Like A Spring Whose Waters Never Fail

To be like a spring whose waters never fail

Adapted from Isaiah 58: 6-12, from the Celtic Daily Prayer: Prayers and Readings from the Northumbria Community

The readings for this day, April 9, in the text referenced above, are quite appropriate for the climate of the world and our country at this time.  I share portions of this readings for your reflection.

Dietrich Bonhoeffer (1906 - 45): April 9

"Bonhoeffer was hanged in Flossenburg concentration camp three weeks before Hitler's suicide and the end of the Second World War.  He had studied theology, and before ordination did a student exchange to the USA.  There he saw first hand the evils of racism, little guessing how relevant it would soon become to life in Germany.

He was ordained, then lectured at Berlin University, where his talk of peace was unpopular. . . . The Church in Germany was riddled with nationalism, anti-Semitism and compromise.  Bonhoeffer withdrew to a Lutheran Church in London, but he knew he had to return to Germany.

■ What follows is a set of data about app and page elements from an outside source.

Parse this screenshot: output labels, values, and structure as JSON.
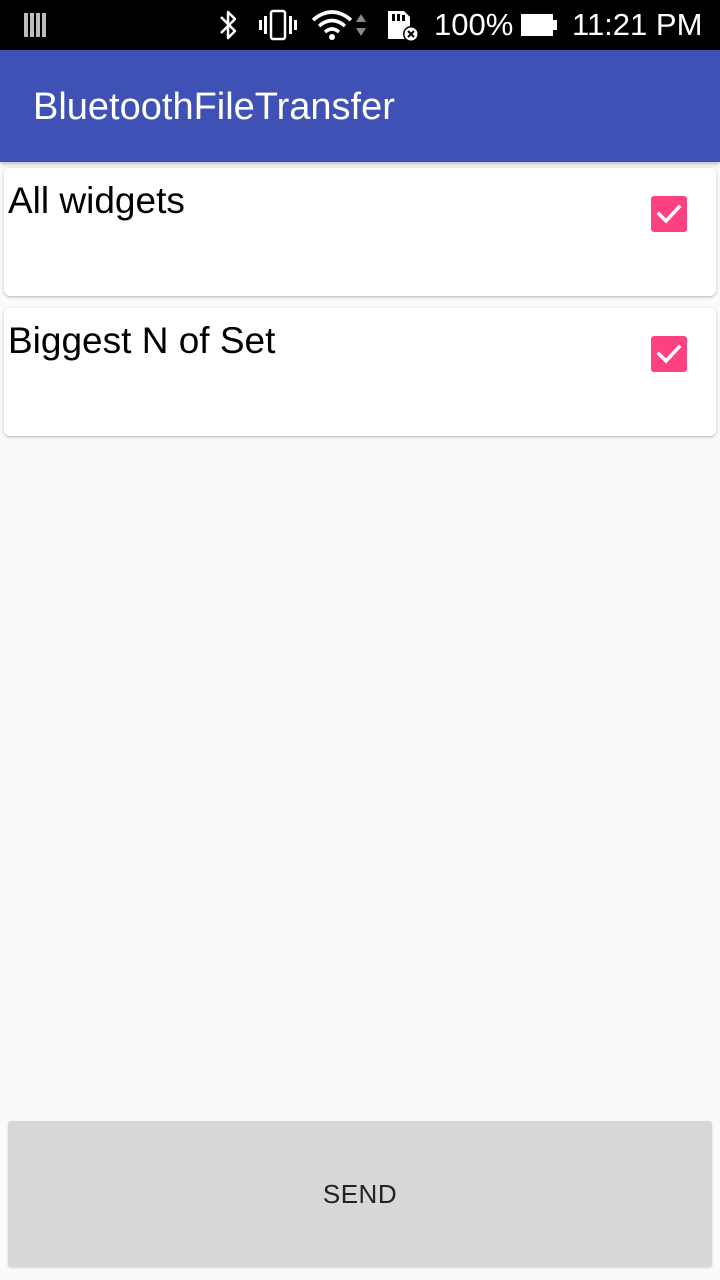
{
  "status_bar": {
    "icons": [
      "signal-bars-icon",
      "bluetooth-icon",
      "vibrate-icon",
      "wifi-icon",
      "data-arrows-icon",
      "sd-card-icon",
      "battery-icon"
    ],
    "battery": "100%",
    "time": "11:21 PM"
  },
  "app_bar": {
    "title": "BluetoothFileTransfer"
  },
  "colors": {
    "primary": "#3f51b5",
    "accent": "#ff4081",
    "button": "#d6d7d7",
    "background": "#fafafa"
  },
  "items": [
    {
      "label": "All widgets",
      "checked": true
    },
    {
      "label": "Biggest N of Set",
      "checked": true
    }
  ],
  "send_button": {
    "label": "SEND"
  }
}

He became the director of a Confessing Church seminary, and was responsible for 25 young men, whom he tried to raise in community.  They dispersed when the Nazis closed the seminary, assessing 'the cost of discipleship.'  The net tightened around the Jews as Bonhoeffer withdrew to America, knowing that he must return again -- as a pacifist almost certainly to face death.

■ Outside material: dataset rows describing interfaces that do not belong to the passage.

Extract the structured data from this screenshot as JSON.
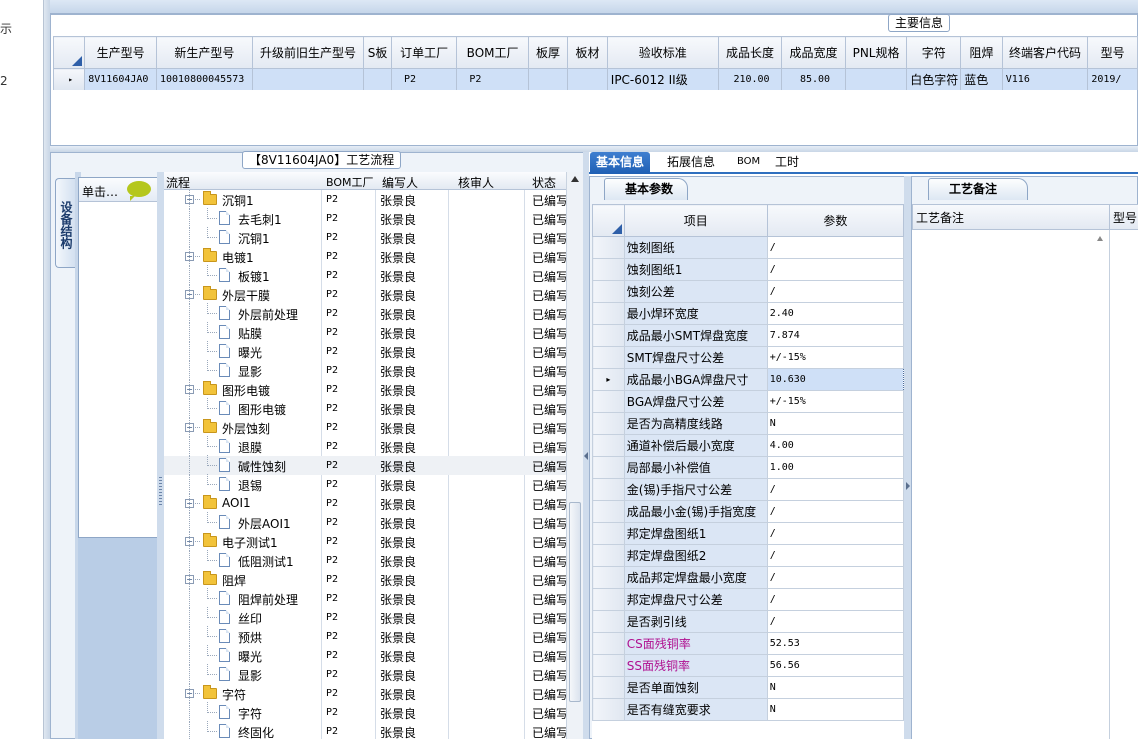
{
  "left_strip": {
    "text_1": "示",
    "text_2": "2"
  },
  "main_info": {
    "legend": "主要信息",
    "columns": [
      "生产型号",
      "新生产型号",
      "升级前旧生产型号",
      "S板",
      "订单工厂",
      "BOM工厂",
      "板厚",
      "板材",
      "验收标准",
      "成品长度",
      "成品宽度",
      "PNL规格",
      "字符",
      "阻焊",
      "终端客户代码",
      "型号"
    ],
    "row": [
      "8V11604JA0",
      "10010800045573",
      "",
      "",
      "P2",
      "P2",
      "",
      "",
      "IPC-6012 II级",
      "210.00",
      "85.00",
      "",
      "白色字符",
      "蓝色",
      "V116",
      "2019/"
    ],
    "row_marker": "▸"
  },
  "process": {
    "legend": "【8V11604JA0】工艺流程",
    "side_tab": "设备结构",
    "device_header": "单击…",
    "tree_columns": [
      "流程",
      "BOM工厂",
      "编写人",
      "核审人",
      "状态"
    ],
    "rows": [
      {
        "level": 1,
        "name": "沉铜1",
        "bom": "P2",
        "writer": "张景良",
        "status": "已编写"
      },
      {
        "level": 2,
        "name": "去毛刺1",
        "bom": "P2",
        "writer": "张景良",
        "status": "已编写"
      },
      {
        "level": 2,
        "name": "沉铜1",
        "bom": "P2",
        "writer": "张景良",
        "status": "已编写"
      },
      {
        "level": 1,
        "name": "电镀1",
        "bom": "P2",
        "writer": "张景良",
        "status": "已编写"
      },
      {
        "level": 2,
        "name": "板镀1",
        "bom": "P2",
        "writer": "张景良",
        "status": "已编写"
      },
      {
        "level": 1,
        "name": "外层干膜",
        "bom": "P2",
        "writer": "张景良",
        "status": "已编写"
      },
      {
        "level": 2,
        "name": "外层前处理",
        "bom": "P2",
        "writer": "张景良",
        "status": "已编写"
      },
      {
        "level": 2,
        "name": "贴膜",
        "bom": "P2",
        "writer": "张景良",
        "status": "已编写"
      },
      {
        "level": 2,
        "name": "曝光",
        "bom": "P2",
        "writer": "张景良",
        "status": "已编写"
      },
      {
        "level": 2,
        "name": "显影",
        "bom": "P2",
        "writer": "张景良",
        "status": "已编写"
      },
      {
        "level": 1,
        "name": "图形电镀",
        "bom": "P2",
        "writer": "张景良",
        "status": "已编写"
      },
      {
        "level": 2,
        "name": "图形电镀",
        "bom": "P2",
        "writer": "张景良",
        "status": "已编写"
      },
      {
        "level": 1,
        "name": "外层蚀刻",
        "bom": "P2",
        "writer": "张景良",
        "status": "已编写"
      },
      {
        "level": 2,
        "name": "退膜",
        "bom": "P2",
        "writer": "张景良",
        "status": "已编写"
      },
      {
        "level": 2,
        "name": "碱性蚀刻",
        "bom": "P2",
        "writer": "张景良",
        "status": "已编写"
      },
      {
        "level": 2,
        "name": "退锡",
        "bom": "P2",
        "writer": "张景良",
        "status": "已编写"
      },
      {
        "level": 1,
        "name": "AOI1",
        "bom": "P2",
        "writer": "张景良",
        "status": "已编写"
      },
      {
        "level": 2,
        "name": "外层AOI1",
        "bom": "P2",
        "writer": "张景良",
        "status": "已编写"
      },
      {
        "level": 1,
        "name": "电子测试1",
        "bom": "P2",
        "writer": "张景良",
        "status": "已编写"
      },
      {
        "level": 2,
        "name": "低阻测试1",
        "bom": "P2",
        "writer": "张景良",
        "status": "已编写"
      },
      {
        "level": 1,
        "name": "阻焊",
        "bom": "P2",
        "writer": "张景良",
        "status": "已编写"
      },
      {
        "level": 2,
        "name": "阻焊前处理",
        "bom": "P2",
        "writer": "张景良",
        "status": "已编写"
      },
      {
        "level": 2,
        "name": "丝印",
        "bom": "P2",
        "writer": "张景良",
        "status": "已编写"
      },
      {
        "level": 2,
        "name": "预烘",
        "bom": "P2",
        "writer": "张景良",
        "status": "已编写"
      },
      {
        "level": 2,
        "name": "曝光",
        "bom": "P2",
        "writer": "张景良",
        "status": "已编写"
      },
      {
        "level": 2,
        "name": "显影",
        "bom": "P2",
        "writer": "张景良",
        "status": "已编写"
      },
      {
        "level": 1,
        "name": "字符",
        "bom": "P2",
        "writer": "张景良",
        "status": "已编写"
      },
      {
        "level": 2,
        "name": "字符",
        "bom": "P2",
        "writer": "张景良",
        "status": "已编写"
      },
      {
        "level": 2,
        "name": "终固化",
        "bom": "P2",
        "writer": "张景良",
        "status": "已编写"
      }
    ]
  },
  "tabs": [
    "基本信息",
    "拓展信息",
    "BOM",
    "工时"
  ],
  "basic": {
    "panel_title": "基本参数",
    "columns": [
      "项目",
      "参数"
    ],
    "rows": [
      {
        "key": "蚀刻图纸",
        "val": "/"
      },
      {
        "key": "蚀刻图纸1",
        "val": "/"
      },
      {
        "key": "蚀刻公差",
        "val": "/"
      },
      {
        "key": "最小焊环宽度",
        "val": "2.40"
      },
      {
        "key": "成品最小SMT焊盘宽度",
        "val": "7.874"
      },
      {
        "key": "SMT焊盘尺寸公差",
        "val": "+/-15%"
      },
      {
        "key": "成品最小BGA焊盘尺寸",
        "val": "10.630",
        "selected": true
      },
      {
        "key": "BGA焊盘尺寸公差",
        "val": "+/-15%"
      },
      {
        "key": "是否为高精度线路",
        "val": "N"
      },
      {
        "key": "通道补偿后最小宽度",
        "val": "4.00"
      },
      {
        "key": "局部最小补偿值",
        "val": "1.00"
      },
      {
        "key": "金(锡)手指尺寸公差",
        "val": "/"
      },
      {
        "key": "成品最小金(锡)手指宽度",
        "val": "/"
      },
      {
        "key": "邦定焊盘图纸1",
        "val": "/"
      },
      {
        "key": "邦定焊盘图纸2",
        "val": "/"
      },
      {
        "key": "成品邦定焊盘最小宽度",
        "val": "/"
      },
      {
        "key": "邦定焊盘尺寸公差",
        "val": "/"
      },
      {
        "key": "是否剥引线",
        "val": "/"
      },
      {
        "key": "CS面残铜率",
        "val": "52.53",
        "pink": true
      },
      {
        "key": "SS面残铜率",
        "val": "56.56",
        "pink": true
      },
      {
        "key": "是否单面蚀刻",
        "val": "N"
      },
      {
        "key": "是否有缝宽要求",
        "val": "N"
      }
    ],
    "row_marker": "▸"
  },
  "notes": {
    "panel_title": "工艺备注",
    "columns": [
      "工艺备注",
      "型号"
    ]
  },
  "colors": {
    "accent": "#1f5fb4",
    "selection": "#cfe0f7",
    "key_bg": "#dbe6f5",
    "pink": "#b01090"
  }
}
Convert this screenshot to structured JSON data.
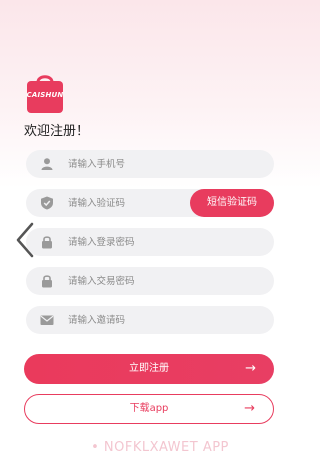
{
  "logo": {
    "text": "CAISHUN",
    "brand_color": "#e83c5e"
  },
  "welcome": "欢迎注册！",
  "fields": [
    {
      "icon": "user-icon",
      "placeholder": "请输入手机号"
    },
    {
      "icon": "shield-icon",
      "placeholder": "请输入验证码"
    },
    {
      "icon": "lock-icon",
      "placeholder": "请输入登录密码"
    },
    {
      "icon": "lock-icon",
      "placeholder": "请输入交易密码"
    },
    {
      "icon": "mail-icon",
      "placeholder": "请输入邀请码"
    }
  ],
  "sms_button": "短信验证码",
  "register_button": {
    "label": "立即注册",
    "arrow": "→"
  },
  "download_button": {
    "label": "下载app",
    "arrow": "→"
  },
  "watermark": "• NOFKLXAWET APP",
  "colors": {
    "accent": "#e83c5e",
    "field_bg": "#f1f1f3",
    "icon_gray": "#9a9a9a"
  }
}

He became a resistance worker . . .  But it was his evasion of a the call-up for military service that led to his arrest.  He wrote to his parents and his fiancée when he was allowed to do so.  He supported and prayed for his fellow prisoners.  Perhaps he died because of his political convictions  and not as a Christian martyr, but he would have said that there was no distinction between the two.

The man who fashions a visionary ideal of community demands that it realized by God, by others and by himself.  He enters the community of Christians with his demands, his own laws, and judges the brethren and himself accordingly.  He acts as if he is the creator of community, as if it is his dream which holds thecommunity together.  When things do not go his way,he calls the effort a failure.  When his ideal picture is destroyed, he sees the community going to smash.  So he becomes first an accuser of his brethren, then God, and finally the despairing accuser of himself.

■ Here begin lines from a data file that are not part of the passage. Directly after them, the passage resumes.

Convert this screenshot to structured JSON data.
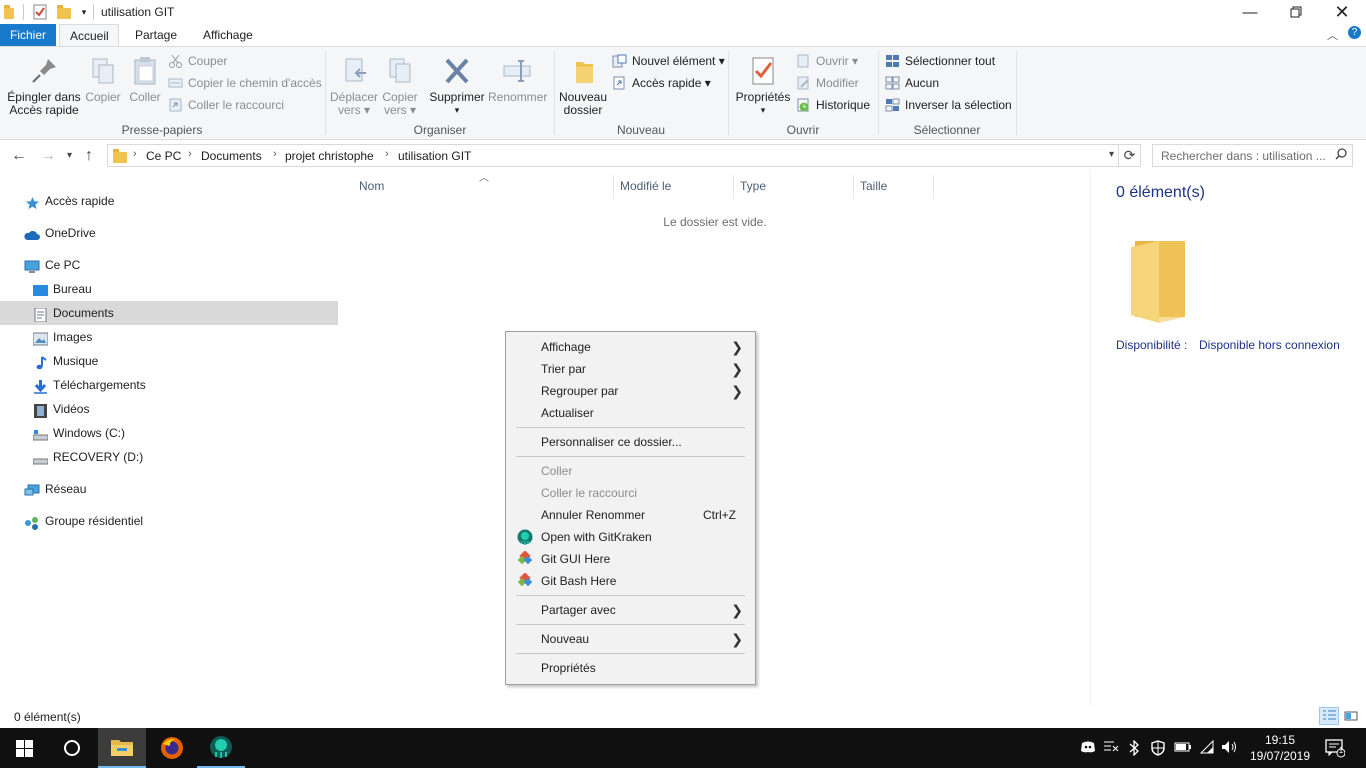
{
  "window": {
    "title": "utilisation GIT"
  },
  "ribbon_tabs": [
    "Fichier",
    "Accueil",
    "Partage",
    "Affichage"
  ],
  "ribbon": {
    "presse_papiers": {
      "label": "Presse-papiers",
      "pin_line1": "Épingler dans",
      "pin_line2": "Accès rapide",
      "copy": "Copier",
      "paste": "Coller",
      "cut": "Couper",
      "copy_path": "Copier le chemin d'accès",
      "paste_shortcut": "Coller le raccourci"
    },
    "organiser": {
      "label": "Organiser",
      "move_line1": "Déplacer",
      "move_line2": "vers",
      "copyto_line1": "Copier",
      "copyto_line2": "vers",
      "delete": "Supprimer",
      "rename": "Renommer"
    },
    "nouveau": {
      "label": "Nouveau",
      "newfolder_line1": "Nouveau",
      "newfolder_line2": "dossier",
      "new_item": "Nouvel élément",
      "quick_access": "Accès rapide"
    },
    "ouvrir": {
      "label": "Ouvrir",
      "properties": "Propriétés",
      "open": "Ouvrir",
      "edit": "Modifier",
      "history": "Historique"
    },
    "selectionner": {
      "label": "Sélectionner",
      "select_all": "Sélectionner tout",
      "select_none": "Aucun",
      "invert": "Inverser la sélection"
    }
  },
  "address": {
    "crumbs": [
      "Ce PC",
      "Documents",
      "projet christophe",
      "utilisation GIT"
    ],
    "search_placeholder": "Rechercher dans : utilisation ..."
  },
  "nav": {
    "items": [
      {
        "label": "Accès rapide"
      },
      {
        "label": "OneDrive"
      },
      {
        "label": "Ce PC"
      },
      {
        "label": "Bureau"
      },
      {
        "label": "Documents"
      },
      {
        "label": "Images"
      },
      {
        "label": "Musique"
      },
      {
        "label": "Téléchargements"
      },
      {
        "label": "Vidéos"
      },
      {
        "label": "Windows (C:)"
      },
      {
        "label": "RECOVERY (D:)"
      },
      {
        "label": "Réseau"
      },
      {
        "label": "Groupe résidentiel"
      }
    ],
    "selected": "Documents"
  },
  "content": {
    "columns": [
      "Nom",
      "Modifié le",
      "Type",
      "Taille"
    ],
    "empty_message": "Le dossier est vide."
  },
  "details": {
    "count": "0 élément(s)",
    "availability_label": "Disponibilité :",
    "availability_value": "Disponible hors connexion"
  },
  "status": {
    "text": "0 élément(s)"
  },
  "context_menu": {
    "items": [
      {
        "label": "Affichage",
        "submenu": true
      },
      {
        "label": "Trier par",
        "submenu": true
      },
      {
        "label": "Regrouper par",
        "submenu": true
      },
      {
        "label": "Actualiser"
      },
      {
        "label": "Personnaliser ce dossier..."
      },
      {
        "label": "Coller",
        "disabled": true
      },
      {
        "label": "Coller le raccourci",
        "disabled": true
      },
      {
        "label": "Annuler Renommer",
        "shortcut": "Ctrl+Z"
      },
      {
        "label": "Open with GitKraken",
        "icon": "gitkraken-icon"
      },
      {
        "label": "Git GUI Here",
        "icon": "git-icon"
      },
      {
        "label": "Git Bash Here",
        "icon": "git-icon"
      },
      {
        "label": "Partager avec",
        "submenu": true
      },
      {
        "label": "Nouveau",
        "submenu": true
      },
      {
        "label": "Propriétés"
      }
    ]
  },
  "taskbar": {
    "time": "19:15",
    "date": "19/07/2019",
    "notification_count": "1"
  },
  "colors": {
    "accent": "#1979ca",
    "folder": "#f0c34e",
    "taskbar": "#101010",
    "details_text": "#1e3287"
  }
}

-- Dietrich Bonhoeffer

The above are taken from:  

Celtic Daily Prayer:  Prayers and Readings from the Northumbria Community, San Francisco:  Harper Collins, 2002.

Where are we in our world today?

What has history taught us? Or, has it?

Originally Published April 9, 2018